How To Deal With Suicidal Thoughts
More than 50 percent of people will experience some form of suicidal thinking in their lifetime, according to Ashley Boynton, PhD, a therapist and suicide researcher. So it’s crucial—and potentially life-saving—to know how to deal with suicidal thoughts and get long-term help to manage them. It may be hard to wrap your head around that statistic, but suicidal ideation is common—and it can affect anyone.
In an interview with Oprah that aired Monday, Meghan Markle shared that she struggled with suicidal thoughts during her pregnancy. “I just didn’t want to be alive anymore,” Markle said. “And that was a very clear and real and frightening constant thought.”
Markle recognized the seriousness of the situation and reached out for help from royal officials, who devastatingly did not assist her in getting the inpatient mental health care she requested, she said in the interview. Thankfully, she was able to get through that difficult time and said she is in a healthier place now.
- Suicide is intentionally acting to end one’s life.
- Suicide attempts may be planned out or impulsive.
- Murder-suicide involves a person killing someone else, then himself or herself. This is a very dramatic, but fortunately rare, event.
- Suicide by cop involves a person trying to provoke police officers to kill him or herself.
- Self-mutilation is deliberate self-harm without an intent to end one’s life. Self-mutilation is associated with an increased risk of suicide.
- Most individuals who commit suicide have a mental illness such as depression, bipolar disorder, or schizophrenia.
- Decreased serotonin activity in the brain is associated with suicide risk.
- People who feel hopeless, helpless, or isolated are more likely to consider or attempt suicide.
- People who have serious losses — deaths of close people, loss of jobs, a move — are more at risk for suicide.
- Every 40 seconds, somewhere in the world, someone ends his or her life.
- In the U.S., about 100 people die every day of suicide.
- Young people and older adults are more likely to commit suicide.
- Guns are the most common method for completed suicide. Poisoning or overdose and asphyxiation/hanging are the next most common methods.

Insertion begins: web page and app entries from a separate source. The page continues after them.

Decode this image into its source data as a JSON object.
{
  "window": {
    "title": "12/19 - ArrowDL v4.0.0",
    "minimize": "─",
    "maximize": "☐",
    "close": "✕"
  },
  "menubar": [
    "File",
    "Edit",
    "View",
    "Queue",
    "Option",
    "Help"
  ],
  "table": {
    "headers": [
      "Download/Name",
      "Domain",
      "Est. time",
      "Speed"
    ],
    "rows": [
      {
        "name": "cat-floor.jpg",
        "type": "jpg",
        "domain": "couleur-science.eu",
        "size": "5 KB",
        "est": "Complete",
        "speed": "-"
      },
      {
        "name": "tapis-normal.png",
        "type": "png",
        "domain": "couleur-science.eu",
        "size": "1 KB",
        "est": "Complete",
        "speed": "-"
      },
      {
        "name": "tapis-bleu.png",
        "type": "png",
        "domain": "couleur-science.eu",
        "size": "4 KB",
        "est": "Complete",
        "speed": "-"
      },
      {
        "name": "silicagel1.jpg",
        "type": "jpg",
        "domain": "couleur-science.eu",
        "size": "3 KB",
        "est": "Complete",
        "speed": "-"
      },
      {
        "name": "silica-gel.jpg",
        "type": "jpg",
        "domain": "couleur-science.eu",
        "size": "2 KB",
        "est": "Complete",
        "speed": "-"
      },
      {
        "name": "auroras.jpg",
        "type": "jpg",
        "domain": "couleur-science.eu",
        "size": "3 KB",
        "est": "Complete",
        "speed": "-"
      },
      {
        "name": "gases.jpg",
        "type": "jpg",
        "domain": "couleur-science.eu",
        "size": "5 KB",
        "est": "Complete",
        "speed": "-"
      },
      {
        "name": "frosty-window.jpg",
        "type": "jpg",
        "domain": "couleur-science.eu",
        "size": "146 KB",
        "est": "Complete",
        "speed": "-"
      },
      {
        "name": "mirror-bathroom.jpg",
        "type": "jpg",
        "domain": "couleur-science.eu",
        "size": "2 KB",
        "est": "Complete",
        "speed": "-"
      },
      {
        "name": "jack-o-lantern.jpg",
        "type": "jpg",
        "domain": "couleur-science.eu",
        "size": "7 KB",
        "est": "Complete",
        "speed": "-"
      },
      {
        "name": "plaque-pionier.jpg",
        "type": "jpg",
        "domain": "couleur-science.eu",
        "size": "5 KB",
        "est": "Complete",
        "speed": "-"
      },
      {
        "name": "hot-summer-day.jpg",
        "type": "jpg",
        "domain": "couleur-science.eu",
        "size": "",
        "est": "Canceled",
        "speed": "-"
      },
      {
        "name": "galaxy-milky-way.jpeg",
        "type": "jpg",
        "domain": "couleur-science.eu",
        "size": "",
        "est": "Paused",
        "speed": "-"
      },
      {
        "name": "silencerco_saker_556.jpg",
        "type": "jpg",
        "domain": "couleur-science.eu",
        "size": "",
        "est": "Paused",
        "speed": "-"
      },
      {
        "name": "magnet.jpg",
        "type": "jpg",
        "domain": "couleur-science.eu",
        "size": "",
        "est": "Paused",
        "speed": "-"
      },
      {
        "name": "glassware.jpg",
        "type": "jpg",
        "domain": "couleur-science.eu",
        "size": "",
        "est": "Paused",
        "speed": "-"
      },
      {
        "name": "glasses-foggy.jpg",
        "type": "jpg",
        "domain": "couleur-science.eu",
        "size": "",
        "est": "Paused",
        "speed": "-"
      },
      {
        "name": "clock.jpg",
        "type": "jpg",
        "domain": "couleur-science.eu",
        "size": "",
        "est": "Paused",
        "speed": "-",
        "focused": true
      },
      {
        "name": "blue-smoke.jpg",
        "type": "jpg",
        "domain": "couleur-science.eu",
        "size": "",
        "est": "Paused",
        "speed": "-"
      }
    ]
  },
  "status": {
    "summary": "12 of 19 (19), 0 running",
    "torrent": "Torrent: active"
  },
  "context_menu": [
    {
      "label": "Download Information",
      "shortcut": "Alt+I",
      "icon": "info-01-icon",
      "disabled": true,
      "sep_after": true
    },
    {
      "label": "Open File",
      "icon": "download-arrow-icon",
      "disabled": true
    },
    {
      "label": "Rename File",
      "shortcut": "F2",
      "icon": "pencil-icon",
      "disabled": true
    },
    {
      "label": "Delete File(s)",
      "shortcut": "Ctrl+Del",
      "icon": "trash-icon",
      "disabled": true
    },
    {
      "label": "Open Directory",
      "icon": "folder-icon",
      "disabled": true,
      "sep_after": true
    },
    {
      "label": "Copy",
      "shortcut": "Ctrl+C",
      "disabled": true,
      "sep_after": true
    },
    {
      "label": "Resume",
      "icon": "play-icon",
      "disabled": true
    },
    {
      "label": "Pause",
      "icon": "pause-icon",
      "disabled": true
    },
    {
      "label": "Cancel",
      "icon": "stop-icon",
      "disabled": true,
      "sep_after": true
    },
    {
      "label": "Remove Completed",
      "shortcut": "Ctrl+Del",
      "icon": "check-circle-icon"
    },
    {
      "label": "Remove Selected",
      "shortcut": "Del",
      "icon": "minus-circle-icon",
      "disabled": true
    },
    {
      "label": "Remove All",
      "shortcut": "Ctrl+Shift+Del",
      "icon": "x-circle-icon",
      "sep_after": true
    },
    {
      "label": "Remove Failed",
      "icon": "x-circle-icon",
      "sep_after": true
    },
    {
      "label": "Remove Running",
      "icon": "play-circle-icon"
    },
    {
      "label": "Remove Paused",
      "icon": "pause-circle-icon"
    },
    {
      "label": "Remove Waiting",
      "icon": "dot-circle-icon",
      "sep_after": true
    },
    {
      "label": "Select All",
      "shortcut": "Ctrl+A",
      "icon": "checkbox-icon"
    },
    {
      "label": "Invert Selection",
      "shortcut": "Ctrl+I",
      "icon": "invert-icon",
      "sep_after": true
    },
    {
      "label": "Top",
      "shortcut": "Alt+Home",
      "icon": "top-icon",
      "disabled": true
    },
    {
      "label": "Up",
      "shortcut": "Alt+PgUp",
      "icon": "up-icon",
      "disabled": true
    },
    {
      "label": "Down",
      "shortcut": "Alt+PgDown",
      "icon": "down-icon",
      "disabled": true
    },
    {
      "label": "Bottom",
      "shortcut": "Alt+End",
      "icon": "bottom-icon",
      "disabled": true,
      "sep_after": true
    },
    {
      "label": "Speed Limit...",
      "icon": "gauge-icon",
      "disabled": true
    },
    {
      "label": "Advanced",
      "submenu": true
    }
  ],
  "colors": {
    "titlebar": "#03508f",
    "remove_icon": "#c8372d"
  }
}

- People who have experienced bullying, physical abuse, or sexual trauma are more at risk for considering, attempting, or completing suicide.
- Treatment of mental-health conditions can reduce the risk of suicide and improve quality of life.